By Bill Garry

The Conway Curve
, an ambitious new indie from a Texas-based team, provides both the pleasures and the pitfalls of an independent film.

Led by director, producer, and co-writer Marian Yeager, the film goes the way a lot of independent movies go. In the pleasure column: outstanding talent, charming locations and beautiful cinematography, editing and sound. In the pitfall column: disjointed script, "opportunity" casting and a wildly uneven tone.

Despite an Audrey Hepburn-esque heroine (a thoroughly beguiling Veronica Wylie), this is no frothy adventure. The saga of the Conway family -- heroine Natalie, older brother Luke, dad Roger and mom Donna -- is interspersed with playground trauma, father/son tensions and creepy older-brother manipulations.

The script, co-written by Yeager and Richard Dane Scott, veers from soap opera to rom-com to crime thriller to Murder She Wrote to an I Love Lucy episode (Lucy and Viv shadow a criminal). The plot follows Natalie as she gets sidetracked from turning the family home (after Mom and Dad die) into a boarding house when selfish brother Luke turns up in need of money. In the course of the film, Natalie gets mugged, meets cute and gets abused by lawyers, bank execs and FBI agents. In the end, she is either the victim of, or mastermind behind, some financial and criminal shenanigans.

The film seriously suffers from "movie" logic, as opposed to "real life" logic. Some examples: Characters knowledgeable in the collectible coin market aren't in fact knowledgeable. An inept criminal who walks around town saying "hello" to everyone is somehow unknown and invisible to law enforcement. A woman in dire financial trouble takes the time to "meet cute" and have a fun weekend. When Dad gets sick and dies, mom conveniently gets written off as dead, too. To be fair, indies don't usually have the time or deep pockets for script development, re-shoots, and re-casts. The Conway Curve's cast, however, does give their best as they play on the court.

Jason Looney, as a 19-ish Young Luke, handles his scenes with little sister Natalie (a solid McKoy Musser) well, balancing creepiness with brotherly love. Casper Van Dien brings serious chops to his small role as their father. (I think he was a little too action-star rugged to play a coin-collecting dad, but he is, after all, Casper Van Dien.)
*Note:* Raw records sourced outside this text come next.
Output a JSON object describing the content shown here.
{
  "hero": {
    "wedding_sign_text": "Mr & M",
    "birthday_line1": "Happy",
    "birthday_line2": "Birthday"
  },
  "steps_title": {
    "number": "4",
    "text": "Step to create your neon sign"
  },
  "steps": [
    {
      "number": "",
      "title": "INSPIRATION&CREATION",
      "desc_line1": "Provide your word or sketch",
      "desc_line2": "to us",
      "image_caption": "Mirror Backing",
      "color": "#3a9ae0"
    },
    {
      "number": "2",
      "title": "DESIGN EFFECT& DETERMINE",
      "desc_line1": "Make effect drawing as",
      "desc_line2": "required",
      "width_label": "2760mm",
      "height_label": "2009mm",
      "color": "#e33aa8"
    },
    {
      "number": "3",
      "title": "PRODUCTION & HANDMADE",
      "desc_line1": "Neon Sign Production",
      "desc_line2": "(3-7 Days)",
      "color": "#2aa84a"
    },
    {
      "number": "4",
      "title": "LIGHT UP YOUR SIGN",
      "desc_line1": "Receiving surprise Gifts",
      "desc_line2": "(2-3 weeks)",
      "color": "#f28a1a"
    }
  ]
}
After a 20-year jump in the action, a new cast takes over, led by grown up Natalie (Wylie) and an older Luke (Bradley Snedeker). Snedeker gives a sincerely menacing performance, but is nothing in looks or demeanor like the actor who played Luke as a younger man.

Charlie Bodin as Norman, the wise, yet cute, romantic distraction, and Sonny Valicenti as Nick Davenport, the sleazy, yet nutty villain, do their best to hold together the wildly disparate scenes they are in. Hayden Tweedie, as hoodlum/best friend Alice, charismatically provides Natalie with her shoulder, and fists, to lean on.

WhileThe Conway Curve has a lot of laughable lapses in storytelling, Yeager's vision of small-town dreamers and grifters does come through. She seems ready to handle her next Texas-sized film.

Catch the special engagement screenings at Arena Cinelounge Sunset opening July 28 and showing through August 3.



Posted By Discover Hollywood on July 24, 2017 01:48 pm | Permalink